3-D TV was the big draw at CEATEC IT and electronics exhibition this year. The fact that big names such as Panasonic, Sony and Sharp all showcased screens indicates that 3-D TV might now be ripe for commercial success. While you still need to wear special glasses to enjoy the experience, the clear lenses do not alter your perception of the rest of the world around you and makers claim that they significantly reduce the incidence of headaches. Any movie can be rendered 3-D by processing it through a special box that can convert the signal in real time.
While attending the show Japan Pulse got a sneak peak at Panasonic’s Phantom 3-D TV screen. When we donned a pair of specs we were impressed by how clear the rest of the world looked through them. First, we were treated to an aquarium display: The way the fish swam through the air toward us was very impressive but we couldn’t help noticing that around the edges the image lost its sharpness. Once we moved on to view the product with a bigger screen, following a video game character around a virtual rendering of Ginza, this didn’t seem to matter so much. Video games tend to draw the eye into the center of the screen, which means the technology will have maximum impact in this format.
These TVs are definitely an effective tool to draw the gamer further in to a virtual world, but viewers of movies might not be so happy to sacrifice sharp peripheral image for the impact of 3-D. We’ll have to wait until 2010 to see if 3-D proves to be a hit or miss in commercial markets.
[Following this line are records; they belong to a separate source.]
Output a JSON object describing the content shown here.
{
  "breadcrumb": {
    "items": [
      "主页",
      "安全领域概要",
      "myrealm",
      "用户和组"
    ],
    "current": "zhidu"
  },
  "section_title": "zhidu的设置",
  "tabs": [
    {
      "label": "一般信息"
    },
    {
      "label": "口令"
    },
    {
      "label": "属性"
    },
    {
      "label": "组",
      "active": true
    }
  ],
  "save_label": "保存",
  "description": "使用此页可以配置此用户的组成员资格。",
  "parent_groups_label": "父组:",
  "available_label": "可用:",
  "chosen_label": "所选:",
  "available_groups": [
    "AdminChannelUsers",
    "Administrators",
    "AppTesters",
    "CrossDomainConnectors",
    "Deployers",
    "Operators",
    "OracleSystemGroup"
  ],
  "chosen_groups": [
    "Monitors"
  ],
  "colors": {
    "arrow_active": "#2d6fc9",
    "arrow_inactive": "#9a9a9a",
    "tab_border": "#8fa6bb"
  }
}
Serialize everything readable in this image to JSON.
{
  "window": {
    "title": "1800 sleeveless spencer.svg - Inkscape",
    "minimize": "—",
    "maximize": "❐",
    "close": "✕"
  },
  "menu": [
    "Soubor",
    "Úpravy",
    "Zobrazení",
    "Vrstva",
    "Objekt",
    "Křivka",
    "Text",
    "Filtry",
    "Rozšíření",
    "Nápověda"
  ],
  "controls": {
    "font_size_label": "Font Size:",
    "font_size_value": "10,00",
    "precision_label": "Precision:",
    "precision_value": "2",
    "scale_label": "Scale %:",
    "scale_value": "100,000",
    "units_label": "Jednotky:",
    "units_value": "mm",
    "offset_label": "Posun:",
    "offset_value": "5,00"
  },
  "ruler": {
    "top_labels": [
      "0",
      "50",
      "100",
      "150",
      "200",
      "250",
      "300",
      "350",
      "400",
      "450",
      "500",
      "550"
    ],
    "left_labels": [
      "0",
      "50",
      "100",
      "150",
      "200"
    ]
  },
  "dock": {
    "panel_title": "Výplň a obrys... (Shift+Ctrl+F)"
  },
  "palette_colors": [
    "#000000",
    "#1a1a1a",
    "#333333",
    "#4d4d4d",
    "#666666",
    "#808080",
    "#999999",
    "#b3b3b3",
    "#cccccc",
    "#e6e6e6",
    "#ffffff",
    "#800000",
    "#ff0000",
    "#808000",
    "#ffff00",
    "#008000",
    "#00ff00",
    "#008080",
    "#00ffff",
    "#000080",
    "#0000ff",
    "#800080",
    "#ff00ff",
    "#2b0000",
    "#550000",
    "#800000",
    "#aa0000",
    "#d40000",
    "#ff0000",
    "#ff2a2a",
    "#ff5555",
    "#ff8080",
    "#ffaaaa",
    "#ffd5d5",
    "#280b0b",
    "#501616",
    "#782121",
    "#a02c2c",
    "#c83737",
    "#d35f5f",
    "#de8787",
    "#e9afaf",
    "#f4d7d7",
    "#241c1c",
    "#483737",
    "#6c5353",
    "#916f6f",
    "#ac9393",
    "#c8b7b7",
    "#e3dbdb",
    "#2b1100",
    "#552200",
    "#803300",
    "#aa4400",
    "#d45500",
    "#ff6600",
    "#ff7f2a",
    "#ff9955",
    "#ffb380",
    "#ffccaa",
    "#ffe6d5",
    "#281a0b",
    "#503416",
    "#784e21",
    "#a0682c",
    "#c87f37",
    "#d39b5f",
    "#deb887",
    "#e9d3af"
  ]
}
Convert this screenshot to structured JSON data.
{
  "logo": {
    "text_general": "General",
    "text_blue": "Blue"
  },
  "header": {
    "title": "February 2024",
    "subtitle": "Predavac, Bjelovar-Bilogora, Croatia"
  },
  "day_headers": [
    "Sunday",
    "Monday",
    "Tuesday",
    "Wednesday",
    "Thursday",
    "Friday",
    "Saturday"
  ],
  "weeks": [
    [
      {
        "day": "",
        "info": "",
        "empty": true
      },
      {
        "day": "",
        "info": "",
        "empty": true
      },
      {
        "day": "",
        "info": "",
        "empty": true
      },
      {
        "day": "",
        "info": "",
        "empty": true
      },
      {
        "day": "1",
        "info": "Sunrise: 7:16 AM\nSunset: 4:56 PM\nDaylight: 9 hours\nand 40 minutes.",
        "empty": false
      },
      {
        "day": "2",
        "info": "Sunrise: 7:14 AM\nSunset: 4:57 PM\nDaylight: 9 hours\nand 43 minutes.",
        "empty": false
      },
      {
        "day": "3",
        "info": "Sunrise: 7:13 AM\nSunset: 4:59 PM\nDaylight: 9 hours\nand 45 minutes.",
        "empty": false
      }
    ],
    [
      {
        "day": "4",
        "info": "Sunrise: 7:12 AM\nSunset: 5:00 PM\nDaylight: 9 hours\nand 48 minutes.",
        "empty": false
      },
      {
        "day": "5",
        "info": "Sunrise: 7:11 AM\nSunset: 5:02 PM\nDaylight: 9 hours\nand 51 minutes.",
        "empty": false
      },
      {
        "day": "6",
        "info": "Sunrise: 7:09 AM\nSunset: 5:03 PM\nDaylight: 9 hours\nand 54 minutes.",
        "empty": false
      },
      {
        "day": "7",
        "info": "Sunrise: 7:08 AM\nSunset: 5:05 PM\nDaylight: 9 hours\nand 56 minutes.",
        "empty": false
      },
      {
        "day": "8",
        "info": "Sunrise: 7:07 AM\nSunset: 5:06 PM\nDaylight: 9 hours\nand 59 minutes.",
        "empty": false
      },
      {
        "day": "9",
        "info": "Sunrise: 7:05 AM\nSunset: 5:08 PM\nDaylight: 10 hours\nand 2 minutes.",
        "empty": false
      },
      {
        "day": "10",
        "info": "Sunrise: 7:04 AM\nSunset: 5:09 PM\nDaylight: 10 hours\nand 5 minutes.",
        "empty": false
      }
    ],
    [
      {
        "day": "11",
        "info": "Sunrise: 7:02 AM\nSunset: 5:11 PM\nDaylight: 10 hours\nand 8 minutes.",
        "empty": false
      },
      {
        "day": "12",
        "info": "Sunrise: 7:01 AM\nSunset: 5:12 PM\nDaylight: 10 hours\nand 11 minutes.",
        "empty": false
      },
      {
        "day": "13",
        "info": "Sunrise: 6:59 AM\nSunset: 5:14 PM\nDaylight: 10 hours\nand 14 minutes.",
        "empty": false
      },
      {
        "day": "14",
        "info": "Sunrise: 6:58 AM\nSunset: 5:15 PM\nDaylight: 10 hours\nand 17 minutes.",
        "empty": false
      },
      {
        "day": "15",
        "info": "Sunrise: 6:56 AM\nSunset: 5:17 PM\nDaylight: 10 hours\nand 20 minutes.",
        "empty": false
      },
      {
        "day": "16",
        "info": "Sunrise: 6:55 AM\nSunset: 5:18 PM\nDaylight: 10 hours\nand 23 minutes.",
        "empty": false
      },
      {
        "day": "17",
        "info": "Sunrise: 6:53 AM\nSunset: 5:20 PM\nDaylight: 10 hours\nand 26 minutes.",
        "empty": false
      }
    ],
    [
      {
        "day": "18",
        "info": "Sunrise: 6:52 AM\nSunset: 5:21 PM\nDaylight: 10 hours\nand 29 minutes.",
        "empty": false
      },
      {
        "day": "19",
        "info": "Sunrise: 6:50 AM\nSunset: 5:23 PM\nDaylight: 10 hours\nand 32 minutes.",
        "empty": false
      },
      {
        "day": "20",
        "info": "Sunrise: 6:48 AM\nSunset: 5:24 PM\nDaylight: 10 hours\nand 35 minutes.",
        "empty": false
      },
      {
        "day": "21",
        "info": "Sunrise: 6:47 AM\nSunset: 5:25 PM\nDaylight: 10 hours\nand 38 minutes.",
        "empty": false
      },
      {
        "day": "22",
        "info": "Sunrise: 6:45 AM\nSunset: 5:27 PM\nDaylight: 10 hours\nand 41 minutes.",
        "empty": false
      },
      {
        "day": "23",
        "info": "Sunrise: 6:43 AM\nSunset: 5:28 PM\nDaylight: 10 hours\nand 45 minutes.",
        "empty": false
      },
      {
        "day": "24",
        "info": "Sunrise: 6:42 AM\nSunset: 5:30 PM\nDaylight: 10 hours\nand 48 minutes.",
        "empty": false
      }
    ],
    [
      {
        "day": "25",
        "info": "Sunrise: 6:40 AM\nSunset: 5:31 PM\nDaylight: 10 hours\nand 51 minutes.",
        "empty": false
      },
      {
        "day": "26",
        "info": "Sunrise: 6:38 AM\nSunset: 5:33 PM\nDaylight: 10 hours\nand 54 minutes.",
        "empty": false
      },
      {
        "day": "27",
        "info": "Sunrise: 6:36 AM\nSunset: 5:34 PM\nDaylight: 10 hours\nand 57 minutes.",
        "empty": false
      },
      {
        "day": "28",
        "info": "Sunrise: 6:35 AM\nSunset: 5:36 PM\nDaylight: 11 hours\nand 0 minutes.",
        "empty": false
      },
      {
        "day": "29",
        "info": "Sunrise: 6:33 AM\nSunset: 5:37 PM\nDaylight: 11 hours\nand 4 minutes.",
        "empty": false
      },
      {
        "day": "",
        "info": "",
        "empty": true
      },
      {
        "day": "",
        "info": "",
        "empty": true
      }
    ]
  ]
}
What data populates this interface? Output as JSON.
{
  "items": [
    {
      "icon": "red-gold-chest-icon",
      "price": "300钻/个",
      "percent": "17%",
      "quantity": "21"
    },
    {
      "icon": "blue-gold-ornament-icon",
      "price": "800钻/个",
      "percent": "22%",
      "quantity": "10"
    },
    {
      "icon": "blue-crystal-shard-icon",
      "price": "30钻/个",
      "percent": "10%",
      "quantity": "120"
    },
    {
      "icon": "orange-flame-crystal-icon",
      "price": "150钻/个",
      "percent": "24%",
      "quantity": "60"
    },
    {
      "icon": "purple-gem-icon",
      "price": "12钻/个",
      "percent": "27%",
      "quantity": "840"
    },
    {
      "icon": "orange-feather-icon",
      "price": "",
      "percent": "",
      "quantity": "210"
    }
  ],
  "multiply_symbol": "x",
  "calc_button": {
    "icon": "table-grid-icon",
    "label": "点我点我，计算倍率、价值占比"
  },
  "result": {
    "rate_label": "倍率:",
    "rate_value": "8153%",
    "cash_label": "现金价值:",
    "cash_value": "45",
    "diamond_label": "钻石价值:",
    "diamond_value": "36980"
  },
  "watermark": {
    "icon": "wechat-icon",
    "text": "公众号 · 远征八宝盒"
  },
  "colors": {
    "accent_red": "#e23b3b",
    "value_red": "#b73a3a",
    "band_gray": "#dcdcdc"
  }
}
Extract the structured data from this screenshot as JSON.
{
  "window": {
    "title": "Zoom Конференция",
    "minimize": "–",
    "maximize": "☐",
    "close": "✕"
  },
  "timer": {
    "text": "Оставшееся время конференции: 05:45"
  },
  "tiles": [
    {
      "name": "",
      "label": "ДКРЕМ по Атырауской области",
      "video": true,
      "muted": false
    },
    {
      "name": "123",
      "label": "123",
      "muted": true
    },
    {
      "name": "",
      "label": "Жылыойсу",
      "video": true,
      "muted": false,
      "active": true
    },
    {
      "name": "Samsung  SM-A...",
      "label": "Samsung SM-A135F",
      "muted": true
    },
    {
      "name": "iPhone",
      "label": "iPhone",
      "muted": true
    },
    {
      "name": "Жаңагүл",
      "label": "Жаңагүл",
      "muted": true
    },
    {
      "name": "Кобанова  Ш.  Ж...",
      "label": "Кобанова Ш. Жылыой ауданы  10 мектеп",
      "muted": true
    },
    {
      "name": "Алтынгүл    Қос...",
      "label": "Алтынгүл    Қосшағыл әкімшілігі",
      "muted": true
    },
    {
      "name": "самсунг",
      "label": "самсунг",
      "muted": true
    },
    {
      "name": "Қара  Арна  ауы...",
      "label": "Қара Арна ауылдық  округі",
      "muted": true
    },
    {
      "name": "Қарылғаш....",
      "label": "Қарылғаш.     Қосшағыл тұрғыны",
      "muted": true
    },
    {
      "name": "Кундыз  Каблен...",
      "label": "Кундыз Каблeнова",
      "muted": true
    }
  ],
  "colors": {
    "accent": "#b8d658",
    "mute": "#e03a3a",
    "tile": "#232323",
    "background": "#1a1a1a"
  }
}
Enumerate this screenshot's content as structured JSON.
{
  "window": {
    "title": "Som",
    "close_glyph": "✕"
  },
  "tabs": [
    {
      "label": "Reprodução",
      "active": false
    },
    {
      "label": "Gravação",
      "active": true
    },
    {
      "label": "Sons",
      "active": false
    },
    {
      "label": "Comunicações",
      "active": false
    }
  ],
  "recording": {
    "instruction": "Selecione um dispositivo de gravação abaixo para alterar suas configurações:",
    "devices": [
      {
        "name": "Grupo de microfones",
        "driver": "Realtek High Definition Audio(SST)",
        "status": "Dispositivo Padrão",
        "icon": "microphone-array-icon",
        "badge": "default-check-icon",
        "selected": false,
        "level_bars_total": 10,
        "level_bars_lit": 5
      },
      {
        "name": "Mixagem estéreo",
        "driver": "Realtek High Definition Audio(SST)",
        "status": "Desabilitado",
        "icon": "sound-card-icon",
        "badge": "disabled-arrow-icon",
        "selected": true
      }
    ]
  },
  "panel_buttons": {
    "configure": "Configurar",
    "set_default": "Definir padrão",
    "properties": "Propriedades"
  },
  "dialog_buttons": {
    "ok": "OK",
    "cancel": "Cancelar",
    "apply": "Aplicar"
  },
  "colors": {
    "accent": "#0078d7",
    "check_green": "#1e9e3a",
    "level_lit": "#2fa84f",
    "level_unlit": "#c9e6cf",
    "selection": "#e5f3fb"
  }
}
In a time of both misinformation and too much information, quality journalism is more crucial than ever.
By subscribing, you can help us get the story right.